= WORKING DATA =
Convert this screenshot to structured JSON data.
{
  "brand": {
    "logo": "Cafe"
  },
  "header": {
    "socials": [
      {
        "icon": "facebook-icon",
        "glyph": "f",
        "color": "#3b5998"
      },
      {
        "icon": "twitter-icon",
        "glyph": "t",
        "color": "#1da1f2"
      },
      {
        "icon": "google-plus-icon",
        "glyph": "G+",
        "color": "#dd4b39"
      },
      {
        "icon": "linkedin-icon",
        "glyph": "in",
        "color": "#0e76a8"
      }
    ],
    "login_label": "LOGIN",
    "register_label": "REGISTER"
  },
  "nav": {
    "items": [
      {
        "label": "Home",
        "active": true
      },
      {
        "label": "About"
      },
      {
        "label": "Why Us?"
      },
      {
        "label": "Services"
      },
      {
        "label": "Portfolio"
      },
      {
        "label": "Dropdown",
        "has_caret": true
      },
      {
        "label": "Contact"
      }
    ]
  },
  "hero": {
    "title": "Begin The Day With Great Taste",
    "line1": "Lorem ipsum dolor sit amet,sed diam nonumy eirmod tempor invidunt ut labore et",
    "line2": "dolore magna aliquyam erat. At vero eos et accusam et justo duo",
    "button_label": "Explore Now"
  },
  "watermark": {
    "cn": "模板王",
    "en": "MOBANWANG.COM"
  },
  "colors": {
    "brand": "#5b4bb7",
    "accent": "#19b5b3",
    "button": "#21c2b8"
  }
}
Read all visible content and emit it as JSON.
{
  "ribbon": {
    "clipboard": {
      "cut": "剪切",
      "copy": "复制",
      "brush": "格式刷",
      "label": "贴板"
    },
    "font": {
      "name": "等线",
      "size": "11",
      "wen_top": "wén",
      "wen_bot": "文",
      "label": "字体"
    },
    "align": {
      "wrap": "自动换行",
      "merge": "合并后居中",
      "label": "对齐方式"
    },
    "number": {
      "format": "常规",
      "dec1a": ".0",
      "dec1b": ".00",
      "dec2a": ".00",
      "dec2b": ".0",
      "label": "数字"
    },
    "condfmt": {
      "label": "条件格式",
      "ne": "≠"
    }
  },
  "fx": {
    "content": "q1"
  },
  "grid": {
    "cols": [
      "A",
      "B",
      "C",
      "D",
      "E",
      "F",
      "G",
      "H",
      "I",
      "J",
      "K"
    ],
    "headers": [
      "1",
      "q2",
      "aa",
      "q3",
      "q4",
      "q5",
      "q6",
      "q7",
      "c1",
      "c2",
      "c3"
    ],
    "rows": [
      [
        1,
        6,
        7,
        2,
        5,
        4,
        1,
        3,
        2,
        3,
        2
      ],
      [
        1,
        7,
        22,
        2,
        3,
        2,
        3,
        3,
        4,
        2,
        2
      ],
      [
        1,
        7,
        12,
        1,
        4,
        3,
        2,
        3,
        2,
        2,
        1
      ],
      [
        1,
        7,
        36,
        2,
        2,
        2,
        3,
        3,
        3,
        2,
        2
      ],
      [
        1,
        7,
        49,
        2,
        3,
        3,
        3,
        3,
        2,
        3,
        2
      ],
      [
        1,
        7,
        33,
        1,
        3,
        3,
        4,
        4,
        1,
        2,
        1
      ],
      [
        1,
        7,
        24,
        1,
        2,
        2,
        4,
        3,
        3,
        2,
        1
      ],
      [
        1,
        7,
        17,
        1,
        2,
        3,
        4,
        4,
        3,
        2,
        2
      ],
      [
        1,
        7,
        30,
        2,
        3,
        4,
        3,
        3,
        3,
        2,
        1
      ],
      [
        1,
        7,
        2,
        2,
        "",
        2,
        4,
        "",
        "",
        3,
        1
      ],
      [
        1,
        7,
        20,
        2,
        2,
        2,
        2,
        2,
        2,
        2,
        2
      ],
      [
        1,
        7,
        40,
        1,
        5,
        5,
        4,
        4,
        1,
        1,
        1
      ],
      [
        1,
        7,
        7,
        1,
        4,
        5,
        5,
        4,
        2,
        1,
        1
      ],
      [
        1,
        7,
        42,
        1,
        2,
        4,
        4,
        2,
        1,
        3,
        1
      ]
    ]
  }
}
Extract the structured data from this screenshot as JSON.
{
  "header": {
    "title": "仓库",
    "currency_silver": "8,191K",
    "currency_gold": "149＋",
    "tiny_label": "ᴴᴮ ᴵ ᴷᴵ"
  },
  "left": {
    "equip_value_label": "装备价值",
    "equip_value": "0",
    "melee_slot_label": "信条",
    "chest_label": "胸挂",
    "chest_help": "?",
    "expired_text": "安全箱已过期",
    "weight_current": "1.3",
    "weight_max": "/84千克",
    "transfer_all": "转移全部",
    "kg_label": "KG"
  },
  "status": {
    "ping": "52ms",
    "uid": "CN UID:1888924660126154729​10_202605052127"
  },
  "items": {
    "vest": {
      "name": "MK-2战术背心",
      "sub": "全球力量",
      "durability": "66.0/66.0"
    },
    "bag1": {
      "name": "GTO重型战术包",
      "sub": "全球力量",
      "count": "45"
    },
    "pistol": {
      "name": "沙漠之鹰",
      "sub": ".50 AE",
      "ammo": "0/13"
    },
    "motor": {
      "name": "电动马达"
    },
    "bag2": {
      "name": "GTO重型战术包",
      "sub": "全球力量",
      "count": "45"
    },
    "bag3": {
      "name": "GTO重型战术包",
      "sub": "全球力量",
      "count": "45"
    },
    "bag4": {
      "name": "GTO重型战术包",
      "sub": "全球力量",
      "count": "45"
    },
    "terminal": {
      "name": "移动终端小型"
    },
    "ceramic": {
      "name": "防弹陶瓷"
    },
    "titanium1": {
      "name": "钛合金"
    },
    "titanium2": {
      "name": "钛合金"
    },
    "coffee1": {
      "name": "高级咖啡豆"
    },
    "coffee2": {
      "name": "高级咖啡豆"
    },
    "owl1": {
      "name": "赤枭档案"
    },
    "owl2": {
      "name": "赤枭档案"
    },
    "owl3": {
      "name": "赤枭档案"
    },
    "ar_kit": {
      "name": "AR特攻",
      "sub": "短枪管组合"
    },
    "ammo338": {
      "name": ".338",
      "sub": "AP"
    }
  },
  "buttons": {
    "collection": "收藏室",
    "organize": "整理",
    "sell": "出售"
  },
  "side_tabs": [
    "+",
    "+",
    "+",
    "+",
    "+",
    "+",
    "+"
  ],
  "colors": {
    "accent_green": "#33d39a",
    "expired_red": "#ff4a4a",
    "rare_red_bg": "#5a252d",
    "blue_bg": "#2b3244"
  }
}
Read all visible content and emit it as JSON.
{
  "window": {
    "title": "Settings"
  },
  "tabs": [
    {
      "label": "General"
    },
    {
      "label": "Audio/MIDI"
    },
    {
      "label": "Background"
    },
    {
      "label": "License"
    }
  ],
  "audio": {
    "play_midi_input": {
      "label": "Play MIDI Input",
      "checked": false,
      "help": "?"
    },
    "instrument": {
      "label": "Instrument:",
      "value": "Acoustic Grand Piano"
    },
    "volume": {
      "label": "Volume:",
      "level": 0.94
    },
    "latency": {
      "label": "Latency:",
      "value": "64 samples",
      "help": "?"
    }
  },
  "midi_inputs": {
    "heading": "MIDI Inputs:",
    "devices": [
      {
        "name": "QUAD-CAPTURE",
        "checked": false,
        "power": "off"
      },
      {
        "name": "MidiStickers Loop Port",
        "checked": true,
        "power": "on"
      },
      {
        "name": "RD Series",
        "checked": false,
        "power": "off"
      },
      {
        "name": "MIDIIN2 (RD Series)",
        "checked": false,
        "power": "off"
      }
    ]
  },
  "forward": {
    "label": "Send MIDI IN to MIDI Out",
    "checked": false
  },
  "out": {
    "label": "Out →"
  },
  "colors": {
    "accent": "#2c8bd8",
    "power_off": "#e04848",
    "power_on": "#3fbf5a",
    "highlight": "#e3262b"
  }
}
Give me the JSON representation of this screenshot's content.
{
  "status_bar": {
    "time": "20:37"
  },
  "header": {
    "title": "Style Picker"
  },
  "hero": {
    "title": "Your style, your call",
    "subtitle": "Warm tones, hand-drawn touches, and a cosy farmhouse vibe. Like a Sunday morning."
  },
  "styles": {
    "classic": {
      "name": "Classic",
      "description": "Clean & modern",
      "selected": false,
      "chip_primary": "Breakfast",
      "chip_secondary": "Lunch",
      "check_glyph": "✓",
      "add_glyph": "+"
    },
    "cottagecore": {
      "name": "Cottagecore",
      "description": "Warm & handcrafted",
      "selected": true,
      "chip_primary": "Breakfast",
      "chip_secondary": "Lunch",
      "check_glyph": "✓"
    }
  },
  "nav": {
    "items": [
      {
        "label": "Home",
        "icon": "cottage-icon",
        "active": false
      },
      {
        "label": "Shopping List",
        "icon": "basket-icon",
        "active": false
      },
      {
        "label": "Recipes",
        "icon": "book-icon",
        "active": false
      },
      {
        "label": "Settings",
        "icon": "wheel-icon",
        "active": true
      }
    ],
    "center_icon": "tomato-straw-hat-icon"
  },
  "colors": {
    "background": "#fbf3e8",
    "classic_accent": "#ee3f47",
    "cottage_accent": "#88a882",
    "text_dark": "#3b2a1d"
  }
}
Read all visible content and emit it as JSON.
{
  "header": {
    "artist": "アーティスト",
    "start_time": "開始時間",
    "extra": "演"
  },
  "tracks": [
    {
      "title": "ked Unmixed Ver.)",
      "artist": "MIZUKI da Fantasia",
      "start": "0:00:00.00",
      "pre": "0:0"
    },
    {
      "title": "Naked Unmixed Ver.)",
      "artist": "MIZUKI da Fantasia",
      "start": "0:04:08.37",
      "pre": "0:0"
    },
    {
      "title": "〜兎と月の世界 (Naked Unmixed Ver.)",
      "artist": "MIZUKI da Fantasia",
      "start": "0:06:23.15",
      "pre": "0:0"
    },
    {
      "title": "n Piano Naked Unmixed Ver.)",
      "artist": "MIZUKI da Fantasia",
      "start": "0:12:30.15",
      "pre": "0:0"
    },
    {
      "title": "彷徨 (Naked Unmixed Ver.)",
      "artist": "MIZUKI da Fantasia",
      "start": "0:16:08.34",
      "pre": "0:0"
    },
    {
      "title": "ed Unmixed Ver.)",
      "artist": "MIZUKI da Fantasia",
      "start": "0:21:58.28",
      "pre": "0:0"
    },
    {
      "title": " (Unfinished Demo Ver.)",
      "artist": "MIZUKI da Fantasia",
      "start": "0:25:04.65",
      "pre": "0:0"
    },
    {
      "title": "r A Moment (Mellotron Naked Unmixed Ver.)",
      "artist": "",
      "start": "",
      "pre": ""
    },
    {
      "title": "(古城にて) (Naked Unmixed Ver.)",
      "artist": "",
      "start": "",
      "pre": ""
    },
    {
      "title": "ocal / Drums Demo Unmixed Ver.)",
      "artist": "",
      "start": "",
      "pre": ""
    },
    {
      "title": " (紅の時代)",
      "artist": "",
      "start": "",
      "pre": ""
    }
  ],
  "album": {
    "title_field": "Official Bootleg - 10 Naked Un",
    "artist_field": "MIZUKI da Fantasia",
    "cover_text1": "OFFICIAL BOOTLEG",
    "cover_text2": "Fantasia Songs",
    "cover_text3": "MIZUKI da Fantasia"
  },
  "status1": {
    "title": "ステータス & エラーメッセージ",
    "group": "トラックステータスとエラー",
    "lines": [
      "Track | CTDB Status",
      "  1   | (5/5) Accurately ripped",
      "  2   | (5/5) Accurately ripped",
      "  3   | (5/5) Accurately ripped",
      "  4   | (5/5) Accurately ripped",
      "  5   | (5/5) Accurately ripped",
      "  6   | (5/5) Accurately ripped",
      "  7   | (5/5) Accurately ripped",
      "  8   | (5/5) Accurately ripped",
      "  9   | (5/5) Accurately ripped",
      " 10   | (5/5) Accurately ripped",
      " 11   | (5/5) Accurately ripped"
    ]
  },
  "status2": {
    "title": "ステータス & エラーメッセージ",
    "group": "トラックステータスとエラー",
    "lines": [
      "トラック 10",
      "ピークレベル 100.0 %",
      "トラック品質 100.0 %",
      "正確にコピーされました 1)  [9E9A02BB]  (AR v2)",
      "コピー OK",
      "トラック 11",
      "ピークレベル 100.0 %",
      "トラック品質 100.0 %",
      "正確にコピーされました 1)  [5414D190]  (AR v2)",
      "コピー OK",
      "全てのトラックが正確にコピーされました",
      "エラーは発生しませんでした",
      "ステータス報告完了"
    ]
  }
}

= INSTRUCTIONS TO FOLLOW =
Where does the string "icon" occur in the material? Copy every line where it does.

= ANSWER AREA =
        "icon": "facebook-icon",
        "icon": "twitter-icon",
        "icon": "google-plus-icon",
        "icon": "linkedin-icon",
        "icon": "cottage-icon",
        "icon": "basket-icon",
        "icon": "book-icon",
        "icon": "wheel-icon",
    "center_icon": "tomato-straw-hat-icon"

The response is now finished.